Goal: Define a document type shell that omits domains you don't want and integrates a third-party domain you do want.

Most, if not all, production uses of DITA require the creation of document type shells. Fortunately, it's easy to do.

Document type shells serve to integrate vocabulary and constraint modules into a working DTD or XSD document that can be used to validate documents that should conform to the document type.

Often the only thing you need to do to configure your DITA environment is create document type shells, at least initially. For example, it is likely your writers do not need all the domains defined by the DITA standard and included in the OASIS-provied document type shells. You may also want to allow the nesting of different topic types or similar configurations that do not, themselves, require new specialization or constraint modules.

In a production DITA environment (meaning one where you will be doing real work as opposed to simply evaluating DITA technology) you should always create local shells even if you have no immediate need to impose constraints, adjust domain usage, or do specialization.

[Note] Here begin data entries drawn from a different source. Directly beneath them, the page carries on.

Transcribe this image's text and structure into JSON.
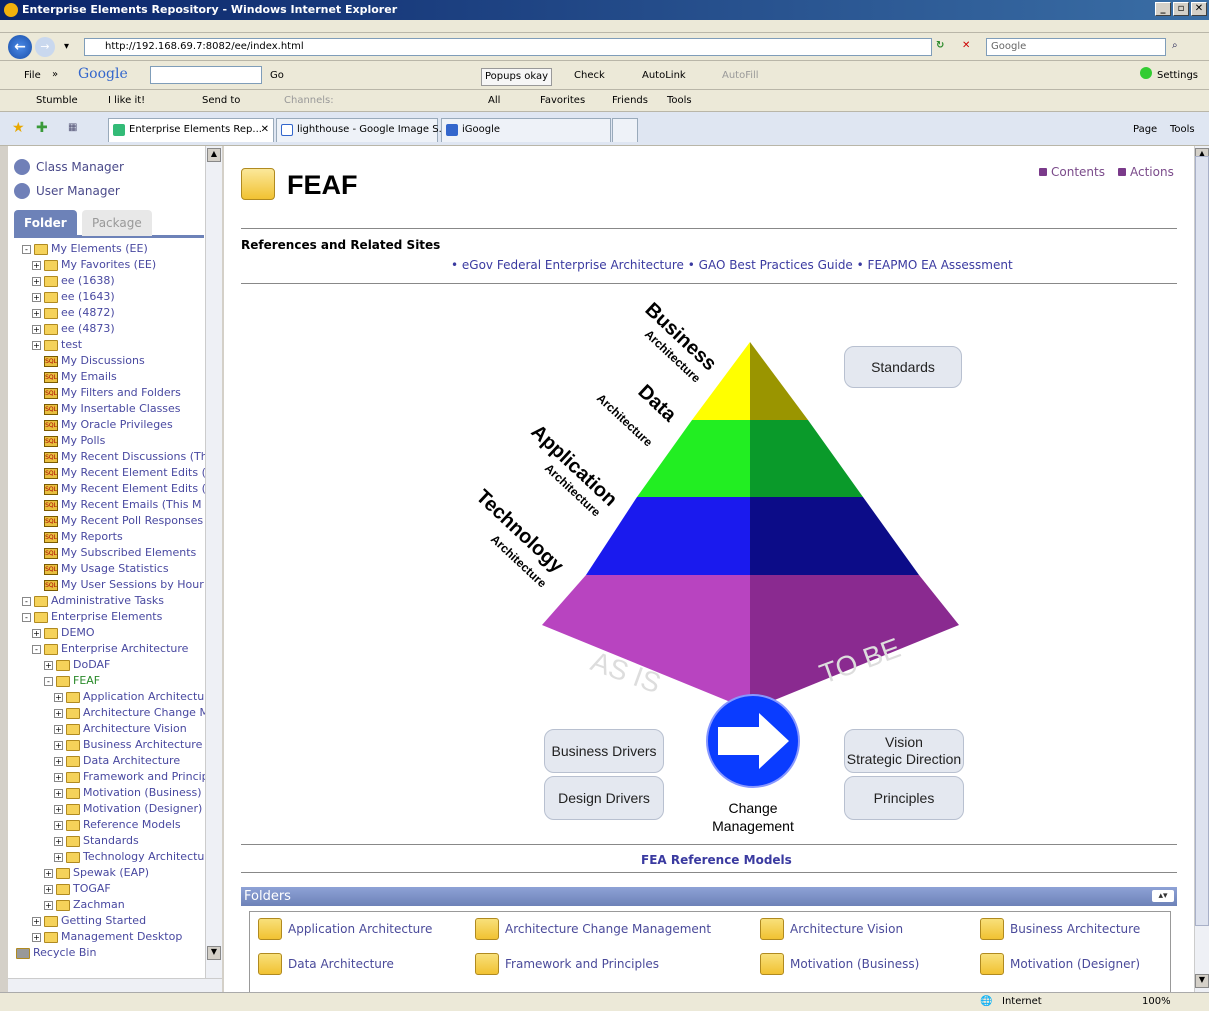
{
  "window": {
    "title": "Enterprise Elements Repository - Windows Internet Explorer"
  },
  "address": {
    "url": "http://192.168.69.7:8082/ee/index.html",
    "search_placeholder": "Google"
  },
  "toolbar1": {
    "file": "File",
    "google": "Google",
    "go": "Go",
    "popups": "Popups okay",
    "check": "Check",
    "autolink": "AutoLink",
    "autofill": "AutoFill",
    "settings": "Settings"
  },
  "toolbar2": {
    "stumble": "Stumble",
    "ilike": "I like it!",
    "sendto": "Send to",
    "channels": "Channels:",
    "all": "All",
    "favorites": "Favorites",
    "friends": "Friends",
    "tools": "Tools"
  },
  "tabs": [
    {
      "label": "Enterprise Elements Rep..."
    },
    {
      "label": "lighthouse - Google Image S..."
    },
    {
      "label": "iGoogle"
    }
  ],
  "cmd": {
    "page": "Page",
    "tools": "Tools"
  },
  "sidebar": {
    "managers": [
      "Class Manager",
      "User Manager"
    ],
    "tab_folder": "Folder",
    "tab_package": "Package",
    "tree": [
      "My Elements (EE)",
      "My Favorites (EE)",
      "ee (1638)",
      "ee (1643)",
      "ee (4872)",
      "ee (4873)",
      "test",
      "My Discussions",
      "My Emails",
      "My Filters and Folders",
      "My Insertable Classes",
      "My Oracle Privileges",
      "My Polls",
      "My Recent Discussions (Th",
      "My Recent Element Edits (",
      "My Recent Element Edits (",
      "My Recent Emails (This M",
      "My Recent Poll Responses",
      "My Reports",
      "My Subscribed Elements",
      "My Usage Statistics",
      "My User Sessions by Hour",
      "Administrative Tasks",
      "Enterprise Elements",
      "DEMO",
      "Enterprise Architecture",
      "DoDAF",
      "FEAF",
      "Application Architectur",
      "Architecture Change M",
      "Architecture Vision",
      "Business Architecture",
      "Data Architecture",
      "Framework and Princip",
      "Motivation (Business)",
      "Motivation (Designer)",
      "Reference Models",
      "Standards",
      "Technology Architectur",
      "Spewak (EAP)",
      "TOGAF",
      "Zachman",
      "Getting Started",
      "Management Desktop",
      "Recycle Bin"
    ]
  },
  "main": {
    "title": "FEAF",
    "contents": "Contents",
    "actions": "Actions",
    "refs_heading": "References and Related Sites",
    "links": [
      "eGov Federal Enterprise Architecture",
      "GAO Best Practices Guide",
      "FEAPMO EA Assessment"
    ],
    "pyramid": {
      "layers": [
        {
          "big": "Business",
          "small": "Architecture"
        },
        {
          "big": "Data",
          "small": "Architecture"
        },
        {
          "big": "Application",
          "small": "Architecture"
        },
        {
          "big": "Technology",
          "small": "Architecture"
        }
      ],
      "as_is": "AS IS",
      "to_be": "TO BE",
      "colors": {
        "business": "#ffff00",
        "business_dark": "#9a9500",
        "data": "#22ee22",
        "data_dark": "#0a9a2a",
        "app": "#1a1aee",
        "app_dark": "#0c0c88",
        "tech": "#b844c0",
        "tech_dark": "#8a2a90"
      }
    },
    "buttons": {
      "standards": "Standards",
      "business_drivers": "Business Drivers",
      "design_drivers": "Design Drivers",
      "vision_1": "Vision",
      "vision_2": "Strategic Direction",
      "principles": "Principles",
      "change_1": "Change",
      "change_2": "Management"
    },
    "fea_models": "FEA Reference Models",
    "folders_title": "Folders",
    "folders": [
      "Application Architecture",
      "Architecture Change Management",
      "Architecture Vision",
      "Business Architecture",
      "Data Architecture",
      "Framework and Principles",
      "Motivation (Business)",
      "Motivation (Designer)"
    ]
  },
  "status": {
    "zone": "Internet",
    "zoom": "100%"
  }
}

The reason for this requirement to create local document type shells is that as soon as you do need to do any of these things (and you will, sooner rather than later), you must have local document type shells. If you have not created local shells in advance, then any existing documents will have to be modified to point to the new shells you must now create. That could be a very disruptive change depending on how your documents are managed and which tools you are using to manage and author them.

Much better to set up your local shells first, get the configuration and deployment details worked out, and then you don't have to worry about future requirements that will require changes to the shells because you can modify the shells themselves without the need to modify existing documents (because the DTD or XSD pointers in the documents don't need to change in that case).

The overall process for creating a document type shell is:
  1. Find an existing shell that is close to what you want to end up with and copy it to a new location.
  2. Add or remove references to constraint or vocabulary modules as needed.
  3. Assign an appropriate public identifier or URN for the new shell.
  4. Deploy the new shell so that it is available to authors and processing components

The details of public ID or URN assignment and deployment depend on what specific tools you are using. In the case of the Open Toolkit, the best thing to do is to package the shell as part of a Toolkit plugin that contains an entity resolution catalog entry for the shell (which serves to assign the public identifier) and integrates the catalog into the Toolkit's master catalog (which serves to deploy the shell, making it available to anything that uses the Toolkit, including the Toolkit itself).

(There is an implicit message here, which is that tools that depend on the Toolkit tend to simplify the overall task of DITA system configuration and maintenance by limiting the number of system components that have to be created or updated to reflect a change to vocabulary components. This is one reason that OxygenXML, in particular, serves as an effective DITA development and authoring environment: it uses the Toolkit directly to access all DITA-related vocabulary components. This, coupled with Oxygen's built-in specialization awareness, means that you can deploy your local shells, constraint modules, and vocabulary modules to one place and all DITA editing and processing through Oxygen just works.)